• _WHAT YOU HAVE TO DO_
Down to the final line, return the records unchanged.

==== INFORMATION SUPPLIED ====

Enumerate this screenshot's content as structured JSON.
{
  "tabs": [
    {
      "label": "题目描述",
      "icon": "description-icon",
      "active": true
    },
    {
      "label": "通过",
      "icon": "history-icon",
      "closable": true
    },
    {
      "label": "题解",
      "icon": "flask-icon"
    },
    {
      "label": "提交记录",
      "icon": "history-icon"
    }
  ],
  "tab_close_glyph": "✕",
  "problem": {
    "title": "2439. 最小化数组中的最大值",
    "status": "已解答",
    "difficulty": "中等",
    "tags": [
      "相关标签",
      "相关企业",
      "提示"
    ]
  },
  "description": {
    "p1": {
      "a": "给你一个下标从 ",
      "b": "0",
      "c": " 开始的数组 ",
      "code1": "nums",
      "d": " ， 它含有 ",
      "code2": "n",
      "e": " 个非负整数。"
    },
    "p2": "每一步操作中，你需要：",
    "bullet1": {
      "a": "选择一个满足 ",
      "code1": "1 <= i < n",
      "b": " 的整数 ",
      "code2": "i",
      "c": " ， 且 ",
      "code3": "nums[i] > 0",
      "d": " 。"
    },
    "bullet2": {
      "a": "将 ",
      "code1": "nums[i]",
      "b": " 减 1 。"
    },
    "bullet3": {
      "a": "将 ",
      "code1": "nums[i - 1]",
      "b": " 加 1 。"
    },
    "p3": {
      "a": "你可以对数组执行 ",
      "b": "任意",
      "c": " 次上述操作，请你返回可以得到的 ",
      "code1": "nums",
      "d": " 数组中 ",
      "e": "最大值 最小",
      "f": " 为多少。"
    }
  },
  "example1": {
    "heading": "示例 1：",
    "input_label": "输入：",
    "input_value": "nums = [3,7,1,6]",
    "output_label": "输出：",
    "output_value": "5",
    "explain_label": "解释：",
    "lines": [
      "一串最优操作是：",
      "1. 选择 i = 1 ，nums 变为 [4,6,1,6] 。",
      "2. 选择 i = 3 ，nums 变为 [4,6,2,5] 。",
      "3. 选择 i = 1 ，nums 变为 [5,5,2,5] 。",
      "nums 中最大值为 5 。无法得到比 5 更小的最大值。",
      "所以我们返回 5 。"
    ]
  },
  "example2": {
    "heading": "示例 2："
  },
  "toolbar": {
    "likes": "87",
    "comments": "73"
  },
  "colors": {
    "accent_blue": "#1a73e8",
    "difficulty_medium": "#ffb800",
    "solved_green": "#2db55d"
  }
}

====

• _SOLUTION FOR THIS PROBLEM_
Enumerate this screenshot's content as structured JSON.
{
  "tabs": [
    {
      "label": "题目描述",
      "icon": "description-icon",
      "active": true
    },
    {
      "label": "通过",
      "icon": "history-icon",
      "closable": true
    },
    {
      "label": "题解",
      "icon": "flask-icon"
    },
    {
      "label": "提交记录",
      "icon": "history-icon"
    }
  ],
  "tab_close_glyph": "✕",
  "problem": {
    "title": "2439. 最小化数组中的最大值",
    "status": "已解答",
    "difficulty": "中等",
    "tags": [
      "相关标签",
      "相关企业",
      "提示"
    ]
  },
  "description": {
    "p1": {
      "a": "给你一个下标从 ",
      "b": "0",
      "c": " 开始的数组 ",
      "code1": "nums",
      "d": " ， 它含有 ",
      "code2": "n",
      "e": " 个非负整数。"
    },
    "p2": "每一步操作中，你需要：",
    "bullet1": {
      "a": "选择一个满足 ",
      "code1": "1 <= i < n",
      "b": " 的整数 ",
      "code2": "i",
      "c": " ， 且 ",
      "code3": "nums[i] > 0",
      "d": " 。"
    },
    "bullet2": {
      "a": "将 ",
      "code1": "nums[i]",
      "b": " 减 1 。"
    },
    "bullet3": {
      "a": "将 ",
      "code1": "nums[i - 1]",
      "b": " 加 1 。"
    },
    "p3": {
      "a": "你可以对数组执行 ",
      "b": "任意",
      "c": " 次上述操作，请你返回可以得到的 ",
      "code1": "nums",
      "d": " 数组中 ",
      "e": "最大值 最小",
      "f": " 为多少。"
    }
  },
  "example1": {
    "heading": "示例 1：",
    "input_label": "输入：",
    "input_value": "nums = [3,7,1,6]",
    "output_label": "输出：",
    "output_value": "5",
    "explain_label": "解释：",
    "lines": [
      "一串最优操作是：",
      "1. 选择 i = 1 ，nums 变为 [4,6,1,6] 。",
      "2. 选择 i = 3 ，nums 变为 [4,6,2,5] 。",
      "3. 选择 i = 1 ，nums 变为 [5,5,2,5] 。",
      "nums 中最大值为 5 。无法得到比 5 更小的最大值。",
      "所以我们返回 5 。"
    ]
  },
  "example2": {
    "heading": "示例 2："
  },
  "toolbar": {
    "likes": "87",
    "comments": "73"
  },
  "colors": {
    "accent_blue": "#1a73e8",
    "difficulty_medium": "#ffb800",
    "solved_green": "#2db55d"
  }
}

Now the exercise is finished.